Their analysis of Queensland’s Shark Control Program data found that in total 722 marine animals were either killed or found dead after being drowned in the nets or hooked on the lethal drumlines between 1 January and 31 December, 2023. Some of the non-target victims include dugongs, dolphins, turtles and manta rays. Of the 614 non-target animals caught, only 30% were released alive.
This analysis follows the release of footage last week of a tiger shark being stabbed by Queensland Shark Control Program contractors, shining a light on the killing methods of the program.
Non-target species caught in Queensland shark nets and on drumlines in 2023:
- 2 dugongs caught and found dead off Noosa Main Beach and Alexandra Headland

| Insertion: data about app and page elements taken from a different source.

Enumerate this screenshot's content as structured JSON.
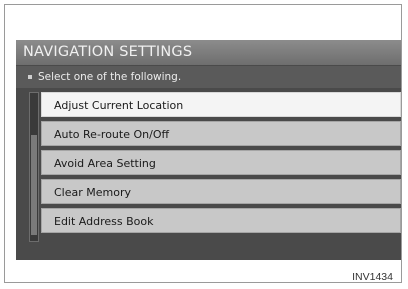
{
  "screen": {
    "title": "NAVIGATION SETTINGS",
    "subtitle": "Select one of the following.",
    "menu": [
      {
        "label": "Adjust Current Location",
        "selected": true
      },
      {
        "label": "Auto Re-route On/Off",
        "selected": false
      },
      {
        "label": "Avoid Area Setting",
        "selected": false
      },
      {
        "label": "Clear Memory",
        "selected": false
      },
      {
        "label": "Edit Address Book",
        "selected": false
      }
    ]
  },
  "caption": "INV1434"
}
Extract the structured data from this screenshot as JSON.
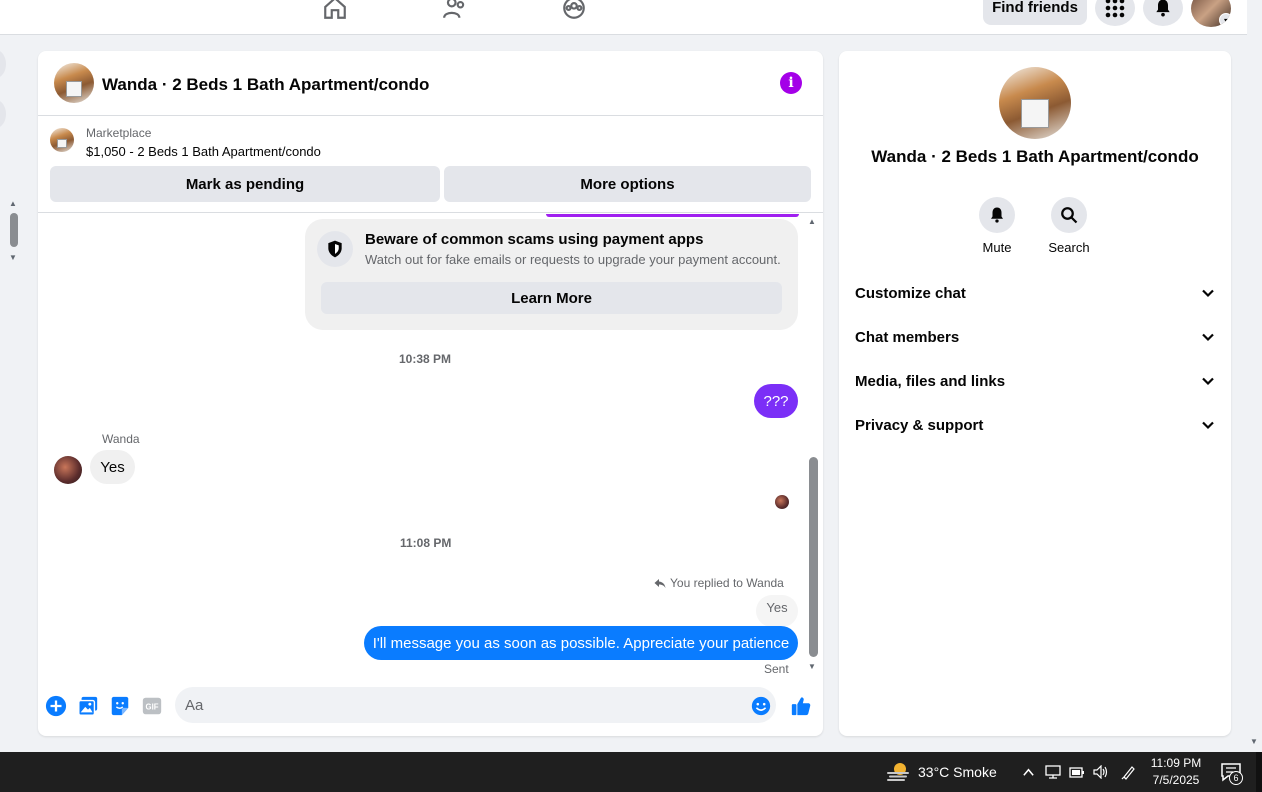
{
  "nav": {
    "icons": [
      "home-icon",
      "friends-icon",
      "groups-icon"
    ],
    "find_friends_label": "Find friends",
    "menu_icon": "grid-menu-icon",
    "notifications_icon": "bell-icon",
    "account_icon": "account-avatar"
  },
  "chat": {
    "title": "Wanda · 2 Beds 1 Bath Apartment/condo",
    "marketplace_label": "Marketplace",
    "listing": "$1,050 - 2 Beds 1 Bath Apartment/condo",
    "mark_pending_label": "Mark as pending",
    "more_options_label": "More options",
    "info_glyph": "i",
    "scam_notice": {
      "title": "Beware of common scams using payment apps",
      "subtitle": "Watch out for fake emails or requests to upgrade your payment account.",
      "button": "Learn More"
    },
    "messages": [
      {
        "type": "timestamp",
        "text": "10:38 PM"
      },
      {
        "type": "outgoing",
        "text": "???"
      },
      {
        "type": "sender",
        "text": "Wanda"
      },
      {
        "type": "incoming",
        "text": "Yes"
      },
      {
        "type": "timestamp",
        "text": "11:08 PM"
      },
      {
        "type": "reply_note",
        "text": "You replied to Wanda"
      },
      {
        "type": "quoted",
        "text": "Yes"
      },
      {
        "type": "outgoing",
        "text": "I'll message you as soon as possible. Appreciate your patience"
      },
      {
        "type": "status",
        "text": "Sent"
      }
    ],
    "composer": {
      "placeholder": "Aa",
      "gif_label": "GIF"
    }
  },
  "details": {
    "title": "Wanda · 2 Beds 1 Bath Apartment/condo",
    "actions": [
      {
        "label": "Mute",
        "icon": "bell-icon"
      },
      {
        "label": "Search",
        "icon": "search-icon"
      }
    ],
    "sections": [
      "Customize chat",
      "Chat members",
      "Media, files and links",
      "Privacy & support"
    ]
  },
  "taskbar": {
    "weather": "33°C  Smoke",
    "time": "11:09 PM",
    "date": "7/5/2025",
    "notification_count": "6"
  },
  "colors": {
    "accent_blue": "#0a7cff",
    "accent_purple": "#7b2ff7",
    "info_purple": "#a400e8"
  }
}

- 12 dolphins caught, with 9 found dead
- 38 turtles caught, with 5 found dead
- 11 humpback whales caught
- 82 animals caught were protected wildlife*, with 29 found dead
Even for those animals that are released, their survival is not guaranteed after hours spent stressed and exhausted in the nets and on drumlines.
HSI Australia and AMCS are urging the Queensland Government to end the Shark Control Program and focus on modern strategies to protect swimmers.
Lawrence Chlebeck, Marine Biologist at HSI Australia, said: “These figures tell a story of a depressing disregard for our precious marine wildlife. How can we continue to let dugongs, dolphins and turtles suffer and die each year off Queensland beaches, and even in the Great Barrier Reef?
“This data tells us plain and simple – nets and drumlines don’t discriminate. These wildlife death traps have a kill rate of 70% for non-target animals.
“We saw the footage last week of the tiger shark being brutally killed. Now we know that this scene may have replayed up to 322 times in 2023 – once for every target shark caught in South East Queensland, if it survived the initial entanglement or hooking. Thankfully, target sharks are spared this fate in the Great Barrier Reef thanks to a successful court challenge by HSI in 2019.
“Shark incidents are rare, and this program doesn’t stop them from happening. Almost half of sharks (40%) are caught in the nets on their way out from the beach. Additionally, by trapping wildlife right off beaches, the nets could even be attracting sharks closer inshore.”
Dr Leonardo Guida, shark scientist at AMCS, said: “Queensland must modernise its 62-year-old beach safety standards to improve the safety of humans and wildlife alike. Nobody would accept 62-year-old safety standards at home, work or school, and the beach should be no different.
“Queensland has the solutions in hand – comprehensive education programs, drones as invaluable eyes on the water, tagging and tracking sharks – all of which demonstrate the culling component of the program is redundant.”
Queensland’s Shark Control Program comprises 27 nets and 383 traditional lethal drumlines installed off the state’s beaches, all of which are deployed year-round, including during whale migration season. Baited drumlines are even installed in the World Heritage-listed Great Barrier Reef.
Over the past decade (from 1 January 2014 until 31 December 2023), Queensland shark nets and drumlines have captured 7,808 unintended non-target animals, including 734 protected animals. In the last 10 years, we have seen the death of the following non-target species:
- 15 Critically Endangered grey nurse sharks
- 92 dolphins, including 6 Vulnerable humpback dolphins
- 2 whales, a humpback in 2017 at Kurrawa Beach, and a minke in 2014 at Bilinga Beach.**
- 75 threatened turtles
- 8 dugongs
- 273 rays, including 27 manta rays
Modern, non-lethal solutions such as drone surveillance, alert systems, personal shark deterrents, and Shark Smart behaviour are much more effective at keeping people safe without the cost to wildlife. HSI Australia and AMCS are calling on the Queensland Government to fully implement modern, non-lethal protection strategies and to retire outdated and cruel culling in the shark control program.
Media contact: Hannah Clayton | 0434 269 048 | firstname.lastname@example.org
*Our definition for protected wildlife covers all animals listed under Australia’s EPBC Act
**Although 2 whales were found dead over this period, a total of 75 were caught. These animals are most often entangled during their migration, so although they were released there is no guarantee of survival as the intense stress and exhaustion severely impacts their journey ahead.